‘See what kind of daughter you’ve raised,’ Crazy Aunty screamed into the pantry. ‘See what kind of person she is. It’s better to settle things at once. A daughter like that isn’t going to help you. She’s useless.’
We need to stand up to scum, I told myself. We have to stand tall and banish them. It’s the only way.
‘See what kind of person she is,’ Crazy Aunty repeated. Mother would understand and be proud of my staying strong.
‘Yes,’ Mother said suddenly to Crazy Aunty. I looked up at Mother. ‘I see,’ she said. ‘She is nothing. My daughter is worthless.’
I felt tears rising. The kind of tears that burn a hole in your heart. I took the piece of paper and wrote the name Nhung after the words: Back garden of 196 Rhododendron Street. I wrote slowly and precisely to give Mother time to change her mind. That was the moment I thought of Father. He would think I was a coward and be disappointed in me for not being braver, for not doing a better job of looking after us all while he was gone. Mama is scared, I thought, she doesn’t know what she’s saying. With trembling hands I crossed my name out again and gave the piece of paper back to Crazy Aunty.
‘I’m not putting my name on anything,’ I said.
The man let go of Mother. She fell to the ground with a quiet thud. A big dusty cloud of white pepper and all those other damn spices blew through our living room. The powders floated down on our table, on the flowers, over the sofa, over the stove, it was like nothing had been cleaned for years. For a moment there was nothing but white everywhere. Only when it had settled did I see the men again. Everyone had turned grey in an instant.
Crazy Aunty walked up to me. Slow and menacing. She brought her face, which looked even more frightening with all that pepper, up close to mine. I thought she was going to say something, her hot breath blew in my face, but she didn’t speak. She stuck her index finger in her mouth, licked it, and wrote in the white pepper dust on the table with her wet finger. Carefully I followed her handwriting with my eyes. An E, an F, an R.
REFENGE was written in the dust.
‘Don’t think this will be the end of it,’ she said. ‘I’ll be back. And then you’re going to think, if only I had been a little smarter that day. Then they wouldn’t have got my mother.’
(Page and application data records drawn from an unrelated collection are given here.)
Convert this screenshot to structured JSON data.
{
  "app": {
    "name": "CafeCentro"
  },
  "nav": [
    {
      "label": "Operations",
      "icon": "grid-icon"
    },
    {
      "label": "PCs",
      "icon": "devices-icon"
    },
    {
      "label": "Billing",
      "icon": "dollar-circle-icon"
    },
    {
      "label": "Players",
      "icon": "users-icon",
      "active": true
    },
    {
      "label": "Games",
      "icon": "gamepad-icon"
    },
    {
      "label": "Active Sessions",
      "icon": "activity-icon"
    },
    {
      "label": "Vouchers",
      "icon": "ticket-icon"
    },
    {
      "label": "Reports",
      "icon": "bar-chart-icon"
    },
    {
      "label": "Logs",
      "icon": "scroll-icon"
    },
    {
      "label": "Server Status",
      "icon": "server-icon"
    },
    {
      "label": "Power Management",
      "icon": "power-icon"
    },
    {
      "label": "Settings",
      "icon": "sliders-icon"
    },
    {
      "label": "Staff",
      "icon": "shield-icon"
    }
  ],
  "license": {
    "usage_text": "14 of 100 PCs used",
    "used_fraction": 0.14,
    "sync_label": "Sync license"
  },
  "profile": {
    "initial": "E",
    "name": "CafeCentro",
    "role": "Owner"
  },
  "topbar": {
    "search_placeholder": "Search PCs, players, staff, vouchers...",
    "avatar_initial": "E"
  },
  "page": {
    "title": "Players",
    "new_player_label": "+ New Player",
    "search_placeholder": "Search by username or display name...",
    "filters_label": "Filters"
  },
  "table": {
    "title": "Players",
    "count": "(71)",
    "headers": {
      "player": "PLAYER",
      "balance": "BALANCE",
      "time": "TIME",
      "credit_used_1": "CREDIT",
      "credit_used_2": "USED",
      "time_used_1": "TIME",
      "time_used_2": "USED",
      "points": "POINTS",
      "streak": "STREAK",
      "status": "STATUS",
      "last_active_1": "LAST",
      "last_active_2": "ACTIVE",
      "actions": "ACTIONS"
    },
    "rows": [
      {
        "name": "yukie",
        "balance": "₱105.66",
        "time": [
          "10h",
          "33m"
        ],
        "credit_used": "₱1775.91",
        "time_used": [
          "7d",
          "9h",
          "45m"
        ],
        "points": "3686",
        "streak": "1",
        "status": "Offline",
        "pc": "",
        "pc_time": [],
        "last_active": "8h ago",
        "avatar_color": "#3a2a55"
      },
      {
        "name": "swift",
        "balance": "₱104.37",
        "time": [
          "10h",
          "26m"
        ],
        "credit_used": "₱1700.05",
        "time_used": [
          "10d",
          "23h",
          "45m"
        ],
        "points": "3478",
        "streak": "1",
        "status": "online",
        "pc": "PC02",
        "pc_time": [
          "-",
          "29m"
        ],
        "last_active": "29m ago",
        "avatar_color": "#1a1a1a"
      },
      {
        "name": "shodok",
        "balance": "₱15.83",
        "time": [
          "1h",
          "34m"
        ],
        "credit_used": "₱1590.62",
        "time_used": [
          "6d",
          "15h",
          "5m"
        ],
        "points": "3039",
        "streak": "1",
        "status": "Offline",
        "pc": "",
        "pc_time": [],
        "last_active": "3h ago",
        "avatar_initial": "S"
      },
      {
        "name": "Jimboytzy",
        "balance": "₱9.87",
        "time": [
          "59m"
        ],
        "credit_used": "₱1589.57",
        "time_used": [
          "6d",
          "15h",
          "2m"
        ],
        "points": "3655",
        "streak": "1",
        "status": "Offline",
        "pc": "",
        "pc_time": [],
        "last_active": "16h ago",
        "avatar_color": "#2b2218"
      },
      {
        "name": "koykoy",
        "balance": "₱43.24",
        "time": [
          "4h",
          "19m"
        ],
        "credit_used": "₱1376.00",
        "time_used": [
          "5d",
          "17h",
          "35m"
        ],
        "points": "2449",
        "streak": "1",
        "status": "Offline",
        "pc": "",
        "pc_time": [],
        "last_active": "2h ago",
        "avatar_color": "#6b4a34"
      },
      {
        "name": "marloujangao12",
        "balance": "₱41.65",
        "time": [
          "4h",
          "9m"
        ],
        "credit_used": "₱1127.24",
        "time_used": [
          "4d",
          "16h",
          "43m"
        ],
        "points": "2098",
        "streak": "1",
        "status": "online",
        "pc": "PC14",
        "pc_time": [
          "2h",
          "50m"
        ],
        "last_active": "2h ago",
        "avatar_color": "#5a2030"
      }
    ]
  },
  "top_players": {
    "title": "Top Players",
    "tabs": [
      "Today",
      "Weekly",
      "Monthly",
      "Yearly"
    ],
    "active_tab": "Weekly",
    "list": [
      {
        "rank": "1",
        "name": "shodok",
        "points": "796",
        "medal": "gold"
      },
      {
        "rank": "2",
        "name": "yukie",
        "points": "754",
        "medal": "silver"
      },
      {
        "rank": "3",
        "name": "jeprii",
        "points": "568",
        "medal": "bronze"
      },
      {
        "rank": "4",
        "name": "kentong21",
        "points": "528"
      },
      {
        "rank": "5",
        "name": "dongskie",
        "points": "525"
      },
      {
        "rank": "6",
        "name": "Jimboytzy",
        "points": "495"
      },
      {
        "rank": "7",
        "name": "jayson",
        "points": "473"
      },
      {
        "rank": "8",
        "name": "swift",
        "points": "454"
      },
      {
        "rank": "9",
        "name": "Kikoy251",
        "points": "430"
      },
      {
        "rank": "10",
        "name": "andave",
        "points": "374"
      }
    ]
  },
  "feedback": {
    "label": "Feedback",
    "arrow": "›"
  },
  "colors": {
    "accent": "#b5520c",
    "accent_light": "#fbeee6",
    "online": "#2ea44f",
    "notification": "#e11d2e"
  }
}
The men led the way out. When Crazy Aunty closed the door behind her a last remnant of white pepper blew through the room.
Translation by David Colmer